The Religious Roots of Inequality in Africa
This book is about the causes of educational inequality and why it persists over time. The focus of the book is a specific inequality in a particular place: the Muslim-Christian education gap in Africa. Compared to Christians, Muslims across sub-Saharan Africa have fewer years of education, are less likely to be literate, and their children are less likely to be in school. The magnitudes of these education gaps are often staggering. In Kenya, nearly 60 percent of Muslim adults have no formal schooling, compared to only 11 percent of Christians. In Nigeria, Christians have five more years of formal education than Muslims. In Cameroon, 90 percent of Christian children aged 8 to 12 are in school, compared to 70 percent of Muslim children. These yawning gaps have persisted and sometimes grown even in Africa’s most vibrant economies and stable democracies, often decades after the removal of school fees.
I argue that the origins of this education gap lie in the association between formal education and Christianity, and in low educational investments in Muslim areas during the colonial period. I show that the Muslim-Christian education gap remains pronounced in predominantly Muslim areas despite increased investment in education, and develop a cultural theory for the persistence of educational inequality. Quantitative and qualitative evidence from the case of Malawi suggests that the historical association of formal education with Christianity led to the development of distinct social norms about schooling across religious communities. These norms evolved and persisted alongside institutional change. Today, while Muslims in both Muslim minority and majority areas have similar expectations about the economic returns to schooling, there are differences in expectations about the social returns to schooling. I argue that beliefs about the social returns to schooling explain the divergence in schooling outcomes among Muslims in Muslim minority and majority areas. A cultural theory of educational inequality implies distinct policy responses from the predominant theories that have guided national and international education policymaking.

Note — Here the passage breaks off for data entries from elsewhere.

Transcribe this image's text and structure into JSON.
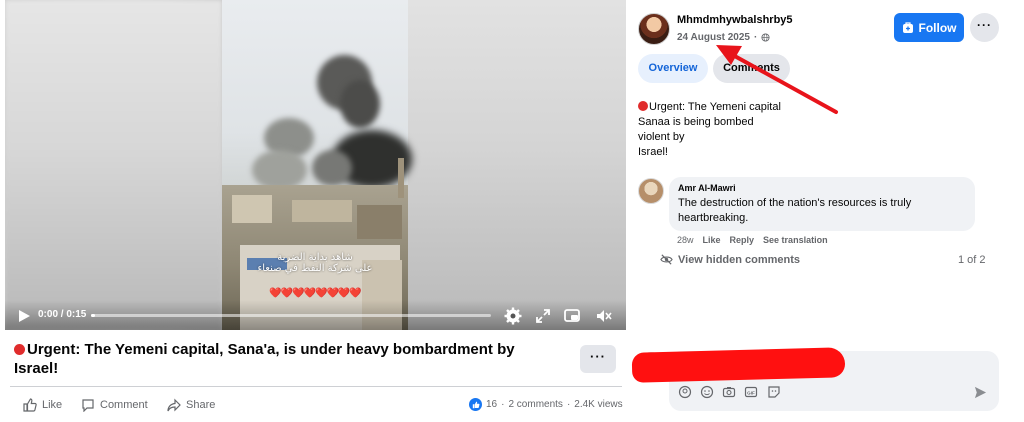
{
  "video": {
    "time_label": "0:00 / 0:15",
    "progress_fraction": 0.01,
    "watermark_line1": "شاهد بداية الضربة",
    "watermark_line2": "على شركة النفط في صنعاء",
    "hearts": "❤️❤️❤️❤️❤️❤️❤️❤️"
  },
  "post": {
    "title": "Urgent: The Yemeni capital, Sana'a, is under heavy bombardment by Israel!",
    "more_label": "···"
  },
  "actions": {
    "like_label": "Like",
    "comment_label": "Comment",
    "share_label": "Share"
  },
  "stats": {
    "reactions": "16",
    "separator1": "·",
    "comments": "2 comments",
    "separator2": "·",
    "views": "2.4K views"
  },
  "sidebar": {
    "author": "Mhmdmhywbalshrby5",
    "date": "24 August 2025",
    "separator": "·",
    "follow_label": "Follow",
    "more_label": "···",
    "tabs": [
      {
        "label": "Overview"
      },
      {
        "label": "Comments"
      }
    ],
    "body_lines": [
      "Urgent: The Yemeni capital",
      "Sanaa is being bombed",
      "violent by",
      "Israel!"
    ]
  },
  "comment": {
    "author": "Amr Al-Mawri",
    "text": "The destruction of the nation's resources is truly heartbreaking.",
    "age": "28w",
    "like_label": "Like",
    "reply_label": "Reply",
    "translate_label": "See translation"
  },
  "hidden": {
    "label": "View hidden comments",
    "pager": "1 of 2"
  },
  "colors": {
    "accent": "#1877f2",
    "redaction": "#ff1010",
    "arrow": "#e8141b"
  }
}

- My Q&A with Pew Research Center on the Muslim-Christian education gap